Input material:
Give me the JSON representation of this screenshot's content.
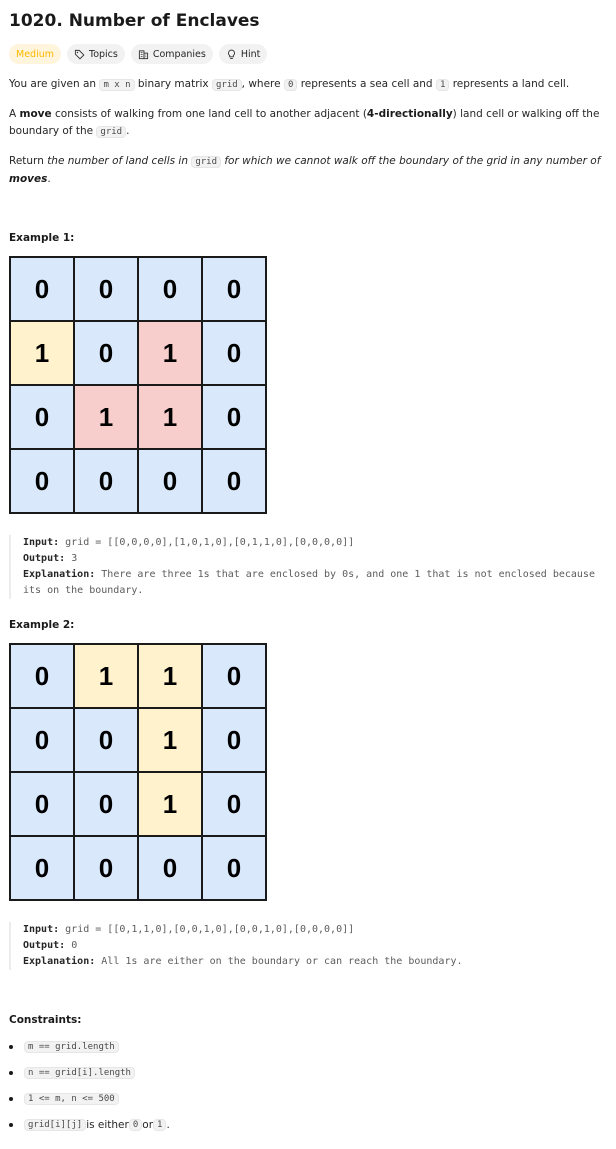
{
  "title": "1020. Number of Enclaves",
  "tags": {
    "difficulty": "Medium",
    "topics": "Topics",
    "companies": "Companies",
    "hint": "Hint"
  },
  "description": {
    "p1": [
      "You are given an ",
      "m x n",
      " binary matrix ",
      "grid",
      ", where ",
      "0",
      " represents a sea cell and ",
      "1",
      " represents a land cell."
    ],
    "p2": [
      "A ",
      "move",
      " consists of walking from one land cell to another adjacent (",
      "4-directionally",
      ") land cell or walking off the boundary of the ",
      "grid",
      "."
    ],
    "p3": [
      "Return ",
      "the number of land cells in ",
      "grid",
      " for which we cannot walk off the boundary of the grid in any number of ",
      "moves",
      "."
    ]
  },
  "examples": [
    {
      "title": "Example 1:",
      "grid": [
        [
          0,
          0,
          0,
          0
        ],
        [
          1,
          0,
          1,
          0
        ],
        [
          0,
          1,
          1,
          0
        ],
        [
          0,
          0,
          0,
          0
        ]
      ],
      "cell_types": [
        [
          "sea",
          "sea",
          "sea",
          "sea"
        ],
        [
          "land",
          "sea",
          "encl",
          "sea"
        ],
        [
          "sea",
          "encl",
          "encl",
          "sea"
        ],
        [
          "sea",
          "sea",
          "sea",
          "sea"
        ]
      ],
      "input_label": "Input:",
      "input": "grid = [[0,0,0,0],[1,0,1,0],[0,1,1,0],[0,0,0,0]]",
      "output_label": "Output:",
      "output": "3",
      "explanation_label": "Explanation:",
      "explanation": "There are three 1s that are enclosed by 0s, and one 1 that is not enclosed because its on the boundary."
    },
    {
      "title": "Example 2:",
      "grid": [
        [
          0,
          1,
          1,
          0
        ],
        [
          0,
          0,
          1,
          0
        ],
        [
          0,
          0,
          1,
          0
        ],
        [
          0,
          0,
          0,
          0
        ]
      ],
      "cell_types": [
        [
          "sea",
          "land",
          "land",
          "sea"
        ],
        [
          "sea",
          "sea",
          "land",
          "sea"
        ],
        [
          "sea",
          "sea",
          "land",
          "sea"
        ],
        [
          "sea",
          "sea",
          "sea",
          "sea"
        ]
      ],
      "input_label": "Input:",
      "input": "grid = [[0,1,1,0],[0,0,1,0],[0,0,1,0],[0,0,0,0]]",
      "output_label": "Output:",
      "output": "0",
      "explanation_label": "Explanation:",
      "explanation": "All 1s are either on the boundary or can reach the boundary."
    }
  ],
  "constraints": {
    "title": "Constraints:",
    "items": [
      {
        "code": "m == grid.length",
        "text": ""
      },
      {
        "code": "n == grid[i].length",
        "text": ""
      },
      {
        "code": "1 <= m, n <= 500",
        "text": ""
      },
      {
        "code": "grid[i][j]",
        "text": " is either ",
        "code2": "0",
        "text2": " or ",
        "code3": "1",
        "text3": "."
      }
    ]
  },
  "colors": {
    "sea": "#dae8fc",
    "land": "#fff2cc",
    "enclosed": "#f8cecc",
    "medium": "#ffb800"
  },
  "icons": {
    "topics": "tag-icon",
    "companies": "building-icon",
    "hint": "lightbulb-icon"
  }
}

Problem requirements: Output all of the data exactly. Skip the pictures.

Expected answer:
Give me the JSON representation of this screenshot's content.
{
  "title": "1020. Number of Enclaves",
  "tags": {
    "difficulty": "Medium",
    "topics": "Topics",
    "companies": "Companies",
    "hint": "Hint"
  },
  "description": {
    "p1": [
      "You are given an ",
      "m x n",
      " binary matrix ",
      "grid",
      ", where ",
      "0",
      " represents a sea cell and ",
      "1",
      " represents a land cell."
    ],
    "p2": [
      "A ",
      "move",
      " consists of walking from one land cell to another adjacent (",
      "4-directionally",
      ") land cell or walking off the boundary of the ",
      "grid",
      "."
    ],
    "p3": [
      "Return ",
      "the number of land cells in ",
      "grid",
      " for which we cannot walk off the boundary of the grid in any number of ",
      "moves",
      "."
    ]
  },
  "examples": [
    {
      "title": "Example 1:",
      "grid": [
        [
          0,
          0,
          0,
          0
        ],
        [
          1,
          0,
          1,
          0
        ],
        [
          0,
          1,
          1,
          0
        ],
        [
          0,
          0,
          0,
          0
        ]
      ],
      "cell_types": [
        [
          "sea",
          "sea",
          "sea",
          "sea"
        ],
        [
          "land",
          "sea",
          "encl",
          "sea"
        ],
        [
          "sea",
          "encl",
          "encl",
          "sea"
        ],
        [
          "sea",
          "sea",
          "sea",
          "sea"
        ]
      ],
      "input_label": "Input:",
      "input": "grid = [[0,0,0,0],[1,0,1,0],[0,1,1,0],[0,0,0,0]]",
      "output_label": "Output:",
      "output": "3",
      "explanation_label": "Explanation:",
      "explanation": "There are three 1s that are enclosed by 0s, and one 1 that is not enclosed because its on the boundary."
    },
    {
      "title": "Example 2:",
      "grid": [
        [
          0,
          1,
          1,
          0
        ],
        [
          0,
          0,
          1,
          0
        ],
        [
          0,
          0,
          1,
          0
        ],
        [
          0,
          0,
          0,
          0
        ]
      ],
      "cell_types": [
        [
          "sea",
          "land",
          "land",
          "sea"
        ],
        [
          "sea",
          "sea",
          "land",
          "sea"
        ],
        [
          "sea",
          "sea",
          "land",
          "sea"
        ],
        [
          "sea",
          "sea",
          "sea",
          "sea"
        ]
      ],
      "input_label": "Input:",
      "input": "grid = [[0,1,1,0],[0,0,1,0],[0,0,1,0],[0,0,0,0]]",
      "output_label": "Output:",
      "output": "0",
      "explanation_label": "Explanation:",
      "explanation": "All 1s are either on the boundary or can reach the boundary."
    }
  ],
  "constraints": {
    "title": "Constraints:",
    "items": [
      {
        "code": "m == grid.length",
        "text": ""
      },
      {
        "code": "n == grid[i].length",
        "text": ""
      },
      {
        "code": "1 <= m, n <= 500",
        "text": ""
      },
      {
        "code": "grid[i][j]",
        "text": " is either ",
        "code2": "0",
        "text2": " or ",
        "code3": "1",
        "text3": "."
      }
    ]
  },
  "colors": {
    "sea": "#dae8fc",
    "land": "#fff2cc",
    "enclosed": "#f8cecc",
    "medium": "#ffb800"
  },
  "icons": {
    "topics": "tag-icon",
    "companies": "building-icon",
    "hint": "lightbulb-icon"
  }
}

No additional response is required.